A bandit confesses to Jimmy that he sold the Pafko card to buy drugs. We see characters holding scotch, rum, champagne and other alcoholic beverages. Paul brandishes an empty champagne bottle in front of his wife.
After Paul and Jimmy get suspended (and are forced to turn in their guns and badges), Paul gives Jimmy an extra gun and badge from a stash in his glove compartment. He says he keeps spares handy because he loses his so often. Jimmy and Paul both lie—a lot. They also agree to let the tweenage thief go free (that is, not tell his mother) if the kid gives them the information they need. Paul roughs up someone so he can take his bike and pursue a criminal. When he learns that a video of the incident has been posted on YouTube, he asks, “How many hits did I get?” Paul and Jimmy bail out a criminal so he can help them break into another criminal’s house.
A bandit uses the bathroom in the home of one of his victims, inspiring Paul (who’s watching from outside) to crudely and rudely riff about how disgusting bathroom breaks can be.
Ron, the new husband of Jimmy’s ex-wife, ends up paying for Jimmy’s daughter’s wedding. In return, Jimmy’s ex makes Jimmy promise to let Ron help Jimmy give her away. At the ceremony, when Ron begins to stand up, Paul pushes a gun into the man’s neck, forcing him to sit down again.
Cop Out is an extended homage (or, as Paul says, “hommage”) to the buddy-cop flicks of the 1980s, complete with the synth-heavy soundtrack and a myriad of period movie quotes. It’s amazing, really, that director Kevin Smith had enough self-restraint to hold the line on mullets. But while the film does have a couple of funny moments, it’s equally hard to believe that he, or anyone associated with this piece of work, could be particularly proud of it.
While still solidly R-rated (100 or so f-words will do that), it’s not as foul as some of Smith’s other work—most recently Zack and Miri Make a Porno. But that doesn’t mean it’s not bad.
Indeed, the best part about Cop Out is its title—reflecting, as it does, Smith’s apparent attitude toward it. Because this whole exercise feels like a cop-out—not a real movie at all, but two hours of Smith fulfilling a studio contract, actors collecting paychecks and a studio duping moviegoers into helping a handful of rich folks get that much richer.
Paul Asay has been part of the Plugged In staff since 2007, watching and reviewing roughly 15 quintillion movies and television shows. He’s written for a number of other publications, too, including Time, The Washington Post and Christianity Today.

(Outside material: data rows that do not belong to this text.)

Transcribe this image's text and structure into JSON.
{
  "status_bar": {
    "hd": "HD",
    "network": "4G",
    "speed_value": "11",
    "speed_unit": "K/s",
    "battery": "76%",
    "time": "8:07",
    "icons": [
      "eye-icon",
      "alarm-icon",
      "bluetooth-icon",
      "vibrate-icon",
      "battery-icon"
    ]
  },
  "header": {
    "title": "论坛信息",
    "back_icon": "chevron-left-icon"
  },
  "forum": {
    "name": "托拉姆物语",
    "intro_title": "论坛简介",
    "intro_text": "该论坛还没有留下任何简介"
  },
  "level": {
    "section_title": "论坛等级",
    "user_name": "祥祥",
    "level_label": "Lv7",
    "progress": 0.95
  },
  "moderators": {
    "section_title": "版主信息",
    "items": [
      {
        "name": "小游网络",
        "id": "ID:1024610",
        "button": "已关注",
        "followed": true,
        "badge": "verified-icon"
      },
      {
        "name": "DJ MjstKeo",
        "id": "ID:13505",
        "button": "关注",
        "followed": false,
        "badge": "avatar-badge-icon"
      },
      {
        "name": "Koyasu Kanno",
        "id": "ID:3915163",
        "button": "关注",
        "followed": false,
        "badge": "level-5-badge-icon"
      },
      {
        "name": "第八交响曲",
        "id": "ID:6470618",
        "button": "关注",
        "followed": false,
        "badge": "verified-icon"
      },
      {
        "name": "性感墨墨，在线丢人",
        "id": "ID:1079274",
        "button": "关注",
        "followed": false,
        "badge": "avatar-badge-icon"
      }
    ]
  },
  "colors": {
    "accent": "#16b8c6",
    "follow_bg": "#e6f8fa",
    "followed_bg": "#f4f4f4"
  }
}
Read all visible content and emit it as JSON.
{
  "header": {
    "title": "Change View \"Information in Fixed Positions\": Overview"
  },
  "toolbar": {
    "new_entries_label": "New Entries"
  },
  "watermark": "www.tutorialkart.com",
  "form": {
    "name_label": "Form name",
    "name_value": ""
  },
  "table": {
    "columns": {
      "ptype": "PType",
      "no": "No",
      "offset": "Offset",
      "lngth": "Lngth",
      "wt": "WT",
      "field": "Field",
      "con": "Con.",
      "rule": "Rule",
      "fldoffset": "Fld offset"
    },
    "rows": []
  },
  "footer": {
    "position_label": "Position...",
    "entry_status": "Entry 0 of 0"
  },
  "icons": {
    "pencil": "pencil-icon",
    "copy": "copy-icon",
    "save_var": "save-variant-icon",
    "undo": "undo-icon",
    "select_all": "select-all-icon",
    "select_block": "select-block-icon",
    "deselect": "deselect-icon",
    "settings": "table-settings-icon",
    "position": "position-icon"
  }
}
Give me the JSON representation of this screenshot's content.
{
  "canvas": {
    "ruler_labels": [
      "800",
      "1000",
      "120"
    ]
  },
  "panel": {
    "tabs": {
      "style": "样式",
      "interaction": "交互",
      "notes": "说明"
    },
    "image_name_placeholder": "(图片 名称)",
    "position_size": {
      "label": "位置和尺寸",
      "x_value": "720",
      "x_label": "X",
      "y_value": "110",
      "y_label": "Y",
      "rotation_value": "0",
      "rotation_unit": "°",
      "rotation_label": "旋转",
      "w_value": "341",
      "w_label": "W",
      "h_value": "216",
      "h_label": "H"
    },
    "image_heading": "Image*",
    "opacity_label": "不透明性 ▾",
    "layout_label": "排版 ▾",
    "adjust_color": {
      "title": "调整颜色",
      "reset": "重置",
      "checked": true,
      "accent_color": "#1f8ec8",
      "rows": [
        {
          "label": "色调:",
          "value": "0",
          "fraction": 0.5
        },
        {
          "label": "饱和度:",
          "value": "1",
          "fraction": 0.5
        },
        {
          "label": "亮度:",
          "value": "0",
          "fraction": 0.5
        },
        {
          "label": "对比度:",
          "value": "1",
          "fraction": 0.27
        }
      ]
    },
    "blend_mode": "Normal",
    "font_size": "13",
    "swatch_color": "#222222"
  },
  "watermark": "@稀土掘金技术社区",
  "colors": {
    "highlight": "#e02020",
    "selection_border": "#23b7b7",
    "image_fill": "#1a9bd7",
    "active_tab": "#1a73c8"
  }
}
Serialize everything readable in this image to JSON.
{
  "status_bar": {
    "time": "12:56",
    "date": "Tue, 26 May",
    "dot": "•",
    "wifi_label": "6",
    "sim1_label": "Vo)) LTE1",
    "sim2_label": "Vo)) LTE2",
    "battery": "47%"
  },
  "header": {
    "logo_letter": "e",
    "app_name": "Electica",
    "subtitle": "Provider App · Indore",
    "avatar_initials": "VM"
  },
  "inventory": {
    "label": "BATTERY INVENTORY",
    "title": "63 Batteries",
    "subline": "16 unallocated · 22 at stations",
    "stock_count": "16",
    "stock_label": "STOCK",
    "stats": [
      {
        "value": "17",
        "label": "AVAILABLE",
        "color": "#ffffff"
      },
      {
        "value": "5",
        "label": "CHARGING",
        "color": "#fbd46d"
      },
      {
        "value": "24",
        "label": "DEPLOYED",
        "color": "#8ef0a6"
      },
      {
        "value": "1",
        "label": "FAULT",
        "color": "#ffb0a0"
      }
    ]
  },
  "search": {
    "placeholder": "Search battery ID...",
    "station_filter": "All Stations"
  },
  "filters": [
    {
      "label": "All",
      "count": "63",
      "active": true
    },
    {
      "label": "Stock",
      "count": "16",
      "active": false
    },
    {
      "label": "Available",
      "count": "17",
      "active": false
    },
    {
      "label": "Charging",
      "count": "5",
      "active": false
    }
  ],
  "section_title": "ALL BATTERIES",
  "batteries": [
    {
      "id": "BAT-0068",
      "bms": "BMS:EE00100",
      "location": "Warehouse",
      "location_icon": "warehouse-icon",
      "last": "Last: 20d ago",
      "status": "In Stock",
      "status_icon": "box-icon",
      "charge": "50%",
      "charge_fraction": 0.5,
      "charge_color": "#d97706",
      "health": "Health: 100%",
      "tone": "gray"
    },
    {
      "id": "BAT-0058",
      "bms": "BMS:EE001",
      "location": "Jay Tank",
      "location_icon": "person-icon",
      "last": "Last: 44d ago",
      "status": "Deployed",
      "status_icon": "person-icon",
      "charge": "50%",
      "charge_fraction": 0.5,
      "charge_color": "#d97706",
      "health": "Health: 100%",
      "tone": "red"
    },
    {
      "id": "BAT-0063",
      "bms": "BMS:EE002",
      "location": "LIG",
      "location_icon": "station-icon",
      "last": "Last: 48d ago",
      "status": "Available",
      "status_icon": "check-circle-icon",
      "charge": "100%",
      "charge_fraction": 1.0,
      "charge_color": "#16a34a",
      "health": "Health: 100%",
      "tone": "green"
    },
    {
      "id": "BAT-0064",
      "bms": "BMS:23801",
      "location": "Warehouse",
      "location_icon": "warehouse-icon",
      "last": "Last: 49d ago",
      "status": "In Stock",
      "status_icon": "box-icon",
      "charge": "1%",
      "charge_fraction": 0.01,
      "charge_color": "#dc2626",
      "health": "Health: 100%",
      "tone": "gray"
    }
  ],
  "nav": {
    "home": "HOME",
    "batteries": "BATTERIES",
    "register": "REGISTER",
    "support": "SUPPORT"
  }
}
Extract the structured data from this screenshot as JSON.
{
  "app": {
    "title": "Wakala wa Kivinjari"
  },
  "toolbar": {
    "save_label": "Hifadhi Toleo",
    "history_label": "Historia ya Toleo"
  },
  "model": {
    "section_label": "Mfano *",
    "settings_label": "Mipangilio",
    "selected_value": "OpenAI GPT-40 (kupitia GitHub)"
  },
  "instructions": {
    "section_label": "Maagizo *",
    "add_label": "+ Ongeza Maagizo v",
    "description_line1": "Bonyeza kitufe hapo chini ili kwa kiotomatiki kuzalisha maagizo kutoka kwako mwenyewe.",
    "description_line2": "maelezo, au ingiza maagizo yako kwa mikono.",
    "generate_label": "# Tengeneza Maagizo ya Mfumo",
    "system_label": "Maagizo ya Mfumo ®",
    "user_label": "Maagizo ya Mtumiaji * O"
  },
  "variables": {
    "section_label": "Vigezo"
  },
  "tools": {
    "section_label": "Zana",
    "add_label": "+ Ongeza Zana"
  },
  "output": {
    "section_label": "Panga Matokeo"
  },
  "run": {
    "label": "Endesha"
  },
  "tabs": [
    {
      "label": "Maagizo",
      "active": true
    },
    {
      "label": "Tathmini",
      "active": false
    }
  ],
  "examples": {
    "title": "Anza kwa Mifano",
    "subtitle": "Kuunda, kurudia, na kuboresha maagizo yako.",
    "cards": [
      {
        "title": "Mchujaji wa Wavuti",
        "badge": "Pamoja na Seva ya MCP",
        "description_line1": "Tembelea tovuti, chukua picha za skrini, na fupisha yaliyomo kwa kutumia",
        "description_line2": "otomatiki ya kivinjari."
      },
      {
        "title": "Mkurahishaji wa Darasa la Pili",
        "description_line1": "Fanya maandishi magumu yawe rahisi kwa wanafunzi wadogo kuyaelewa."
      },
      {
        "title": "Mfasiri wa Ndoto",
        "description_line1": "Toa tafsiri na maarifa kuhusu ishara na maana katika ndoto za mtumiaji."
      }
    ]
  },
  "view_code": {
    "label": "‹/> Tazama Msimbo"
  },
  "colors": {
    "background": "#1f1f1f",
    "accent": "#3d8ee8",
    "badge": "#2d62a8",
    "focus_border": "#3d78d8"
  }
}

The author of several books, Paul loves to find spirituality in unexpected places, including popular entertainment, and he loves all things superhero. His vices include James Bond films, Mountain Dew and terrible B-grade movies. He’s married, has two children and a neurotic dog, runs marathons on occasion and hopes to someday own his own tuxedo. Feel free to follow him on Twitter @AsayPaul.